No wonder people are sticking with Windows XP, or switching to Macs. Those who switch to Macs, like entrepreneur Mark Cuban, often become fanboys. In some cases, whole families switch to Macs — permanently. A priceless quote:
Adapting to life on a Mac was effortless, and delivered a much easier, better and more intuitive computing experience for everything I needed and wanted to do than any of the Windows-based PCs that littered the previous two decades.
Nowadays, I often wonder why anyone would even consider buying a Windows PC.

Friday, January 18, 2008

Resurgent Apple
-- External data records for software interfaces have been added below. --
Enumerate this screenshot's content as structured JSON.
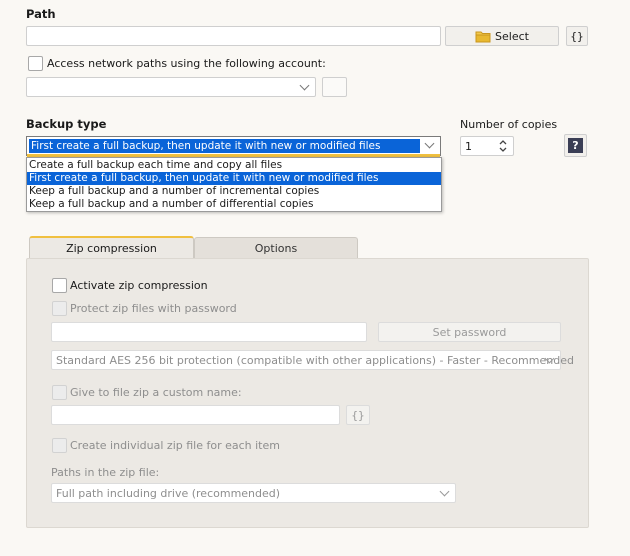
{
  "path": {
    "label": "Path",
    "value": "",
    "select_label": "Select",
    "vars_label": "{}"
  },
  "network": {
    "checkbox_label": "Access network paths using the following account:",
    "account_value": ""
  },
  "backup_type": {
    "label": "Backup type",
    "selected": "First create a full backup, then update it with new or modified files",
    "options": [
      "Create a full backup each time and copy all files",
      "First create a full backup, then update it with new or modified files",
      "Keep a full backup and a number of incremental copies",
      "Keep a full backup and a number of differential copies"
    ],
    "selected_index": 1
  },
  "copies": {
    "label": "Number of copies",
    "value": "1",
    "help_label": "?"
  },
  "tabs": [
    {
      "label": "Zip compression",
      "active": true
    },
    {
      "label": "Options",
      "active": false
    }
  ],
  "zip": {
    "activate_label": "Activate zip compression",
    "protect_label": "Protect zip files with password",
    "password_value": "",
    "set_password_label": "Set password",
    "encryption_value": "Standard AES 256 bit protection (compatible with other applications) - Faster - Recommended",
    "custom_name_label": "Give to file zip a custom name:",
    "custom_name_value": "",
    "vars_label": "{}",
    "individual_label": "Create individual zip file for each item",
    "paths_label": "Paths in the zip file:",
    "paths_value": "Full path including drive (recommended)"
  },
  "colors": {
    "selection": "#0a64d8",
    "folder_icon": "#e8b830"
  }
}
Writing in the New York Times, David Pogue notes that Apple's Macintosh computers are enjoying new popularity and he asks his readers why now? The comments, especially from those who recently switched to a Mac from a Windows PC, are revealing. It might be tempting to dismiss the discussion as fanboy/girl-ism, but there seems to be more than anecdotal evidence for Apple's changing fortunes. More and more people, it seems, plan to purchase Macs as their next computers. Apple's latest operating system, MacOS X 10.5 Leopard, has been getting considerably more positive reviews than Vista.

There are many good reasons to consider a Mac as your next computer. Here's an excellent one: there is much less malware that affects Macs, compared with Windows. Exhibit A: SilentBanker, a trojan horse that invisibly monitors your online banking transactions, and then proceeds to rifle through your accounts. You can get your PC compromised by visiting an infected website (and these include legitimate sites you might normally visit, not only obviously dodgy ones). Thus far, SilentBanker affects only Windows systems, including Vista. Uh-oh, indeed.

New Year's Resolutions

I will try to write better. I will try to provide more potentially useful information. I will do more analysis before writing off-the-cuff. I will try not to neglect this blog even if no one is reading it — and if someone is actually reading it, why? It's not as though I'm saying anything that hasn't already been said in so many ways, and said better.

I promised myself that I wouldn't write my thoughts down unless I really wanted to leave behind something of myself that I wanted people to remember me by, and for a time I ended up posting to Usenet (those of you who've been on the internet since before the web was even invented, you can find some of my old posts by searching Google Groups).